The Love Doll demonstrates the changing mechanics of family. The chronological series re-appropriates the overtly sexual nature of the doll, rendering her one of the family by cataloguing the developing relationship between doll and artist. The voyeuristic portraits of the doll in de-sexualised situations in the family home have a feeling of undisturbed innocence which is both disturbing and touching.
Finally, Love Beyond is a collection which looks at how technological advancements change our conceptions of love, as well as love on a global scale. Visually dramatic, Kusama
Yayoi’s Love is Calling is a psychedelic sculpture room from Japan’s most famous contemporary artist, dominated by her signature polka dot pattern. Appropriately placed in the exhibition is the last piece, Final Home, by Tsumura Kosuke. In light of recent disasters in Japan, the self-titled ‘philosophical fashion’ designer fills his survival jackets (which are made almost entirely of pockets to be filled with insulation/padding/useful items in case of emergency) with a variety of symbolic materials. Appropriately the jacket ‘filled with love’ is stuffed with flyers for the exhibition itself.
As you leave the gallery, the overwhelming feeling is that love, in all its complexities, is to be found everywhere; it transcends all disappointment and conflict to unite us as a species.
The anniversary exhibition brings together an incredibly eclectic selection of pieces from across the world. Despite all the different works being under the umbrella theme of love, combining them into one body of work does result in some rather sharp shifts in tone. But the gentle jarring of the exhibition’s continuity makes it feel all the more like love itself; bewildering and thought provoking, a little mad, and utterly mesmerizing.
The Mori Art Museum, Roppongi Hills
26th April – 1st September
Opening hours – 10:00–22:00 (Tue: 10:00–17:00)

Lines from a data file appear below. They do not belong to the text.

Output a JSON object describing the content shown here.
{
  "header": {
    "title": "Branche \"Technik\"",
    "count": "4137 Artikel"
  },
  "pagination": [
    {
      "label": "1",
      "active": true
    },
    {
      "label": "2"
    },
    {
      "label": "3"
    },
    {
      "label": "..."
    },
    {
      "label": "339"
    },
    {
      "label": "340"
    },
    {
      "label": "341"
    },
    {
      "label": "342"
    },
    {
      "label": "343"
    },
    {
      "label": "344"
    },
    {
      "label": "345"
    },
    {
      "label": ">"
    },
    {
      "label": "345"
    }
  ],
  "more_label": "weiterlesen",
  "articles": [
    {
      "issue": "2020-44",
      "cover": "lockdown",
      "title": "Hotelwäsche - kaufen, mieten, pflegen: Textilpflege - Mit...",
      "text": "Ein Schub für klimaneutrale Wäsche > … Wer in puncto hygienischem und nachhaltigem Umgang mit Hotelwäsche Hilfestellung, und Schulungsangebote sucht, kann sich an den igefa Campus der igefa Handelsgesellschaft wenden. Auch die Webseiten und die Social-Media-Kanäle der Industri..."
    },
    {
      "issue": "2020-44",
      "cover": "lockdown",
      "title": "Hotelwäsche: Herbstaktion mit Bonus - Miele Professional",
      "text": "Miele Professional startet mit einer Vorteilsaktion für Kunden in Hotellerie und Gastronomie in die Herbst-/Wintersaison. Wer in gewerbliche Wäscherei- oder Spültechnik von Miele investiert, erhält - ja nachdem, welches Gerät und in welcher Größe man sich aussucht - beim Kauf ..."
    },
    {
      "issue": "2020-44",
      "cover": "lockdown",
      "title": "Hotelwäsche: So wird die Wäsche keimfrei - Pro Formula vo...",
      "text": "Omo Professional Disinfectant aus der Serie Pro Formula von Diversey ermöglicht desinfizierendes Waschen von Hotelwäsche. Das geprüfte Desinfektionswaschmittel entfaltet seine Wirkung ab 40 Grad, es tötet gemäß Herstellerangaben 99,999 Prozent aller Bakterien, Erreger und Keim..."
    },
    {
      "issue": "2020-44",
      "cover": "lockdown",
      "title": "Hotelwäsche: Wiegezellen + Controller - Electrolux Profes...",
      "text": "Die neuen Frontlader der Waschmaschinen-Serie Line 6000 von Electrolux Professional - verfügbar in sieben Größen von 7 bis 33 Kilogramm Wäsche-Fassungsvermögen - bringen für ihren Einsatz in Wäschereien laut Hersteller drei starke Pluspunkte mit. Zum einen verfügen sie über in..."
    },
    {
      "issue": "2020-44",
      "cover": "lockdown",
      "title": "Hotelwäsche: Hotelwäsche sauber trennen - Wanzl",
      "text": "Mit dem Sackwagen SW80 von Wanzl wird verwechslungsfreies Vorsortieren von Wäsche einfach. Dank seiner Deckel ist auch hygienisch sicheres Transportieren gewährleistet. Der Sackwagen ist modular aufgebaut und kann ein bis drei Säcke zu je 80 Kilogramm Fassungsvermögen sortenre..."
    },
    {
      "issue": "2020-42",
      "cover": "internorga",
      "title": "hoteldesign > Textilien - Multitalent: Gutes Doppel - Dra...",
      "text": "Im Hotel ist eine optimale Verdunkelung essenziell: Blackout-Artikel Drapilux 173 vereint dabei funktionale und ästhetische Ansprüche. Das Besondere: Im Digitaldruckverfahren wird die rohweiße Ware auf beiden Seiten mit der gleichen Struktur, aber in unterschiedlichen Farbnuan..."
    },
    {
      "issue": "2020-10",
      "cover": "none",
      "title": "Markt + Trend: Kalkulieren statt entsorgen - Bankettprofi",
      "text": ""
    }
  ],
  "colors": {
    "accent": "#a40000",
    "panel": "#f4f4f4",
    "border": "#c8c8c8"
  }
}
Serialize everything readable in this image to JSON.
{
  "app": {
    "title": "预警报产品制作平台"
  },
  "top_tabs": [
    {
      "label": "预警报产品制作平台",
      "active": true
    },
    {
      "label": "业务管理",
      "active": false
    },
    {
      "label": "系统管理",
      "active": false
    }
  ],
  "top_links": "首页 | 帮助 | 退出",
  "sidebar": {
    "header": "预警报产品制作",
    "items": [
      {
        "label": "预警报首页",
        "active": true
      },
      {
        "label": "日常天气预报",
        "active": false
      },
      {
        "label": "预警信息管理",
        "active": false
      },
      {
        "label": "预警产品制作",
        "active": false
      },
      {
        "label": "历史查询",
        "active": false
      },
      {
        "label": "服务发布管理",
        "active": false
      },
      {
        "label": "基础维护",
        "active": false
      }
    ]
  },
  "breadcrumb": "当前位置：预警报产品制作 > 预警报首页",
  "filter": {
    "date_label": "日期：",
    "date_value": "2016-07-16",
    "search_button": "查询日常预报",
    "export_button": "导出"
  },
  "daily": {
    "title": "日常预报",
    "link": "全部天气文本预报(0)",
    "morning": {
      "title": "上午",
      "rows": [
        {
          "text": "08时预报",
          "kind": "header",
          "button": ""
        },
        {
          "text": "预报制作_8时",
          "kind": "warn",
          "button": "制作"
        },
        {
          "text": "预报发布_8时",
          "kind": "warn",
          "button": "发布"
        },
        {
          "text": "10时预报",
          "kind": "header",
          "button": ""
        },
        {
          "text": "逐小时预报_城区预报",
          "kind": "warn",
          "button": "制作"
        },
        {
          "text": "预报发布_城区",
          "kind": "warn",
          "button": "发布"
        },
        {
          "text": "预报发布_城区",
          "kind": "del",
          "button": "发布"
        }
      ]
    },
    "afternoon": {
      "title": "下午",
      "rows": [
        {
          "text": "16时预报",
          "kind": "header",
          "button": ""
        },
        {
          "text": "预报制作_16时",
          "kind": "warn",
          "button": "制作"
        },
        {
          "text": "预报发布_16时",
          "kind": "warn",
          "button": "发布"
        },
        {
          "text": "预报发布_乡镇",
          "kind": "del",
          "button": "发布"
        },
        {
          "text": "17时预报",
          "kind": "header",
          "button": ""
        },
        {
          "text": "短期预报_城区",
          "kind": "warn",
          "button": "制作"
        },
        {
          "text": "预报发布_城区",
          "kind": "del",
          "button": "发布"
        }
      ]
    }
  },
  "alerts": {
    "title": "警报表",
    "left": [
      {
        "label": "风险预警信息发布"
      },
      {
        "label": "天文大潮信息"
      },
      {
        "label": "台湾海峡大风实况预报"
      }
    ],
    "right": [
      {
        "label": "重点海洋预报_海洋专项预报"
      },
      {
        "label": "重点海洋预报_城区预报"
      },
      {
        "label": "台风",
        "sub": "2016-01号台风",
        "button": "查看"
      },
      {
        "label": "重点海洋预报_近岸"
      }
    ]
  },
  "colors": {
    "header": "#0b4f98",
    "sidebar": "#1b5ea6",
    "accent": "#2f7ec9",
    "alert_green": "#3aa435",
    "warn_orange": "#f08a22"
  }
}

Adult: ¥1,500, University / High school student: ¥1,000, Child (4 years to Junior high school student): ¥500 (includes access to Tokyo City View observation deck)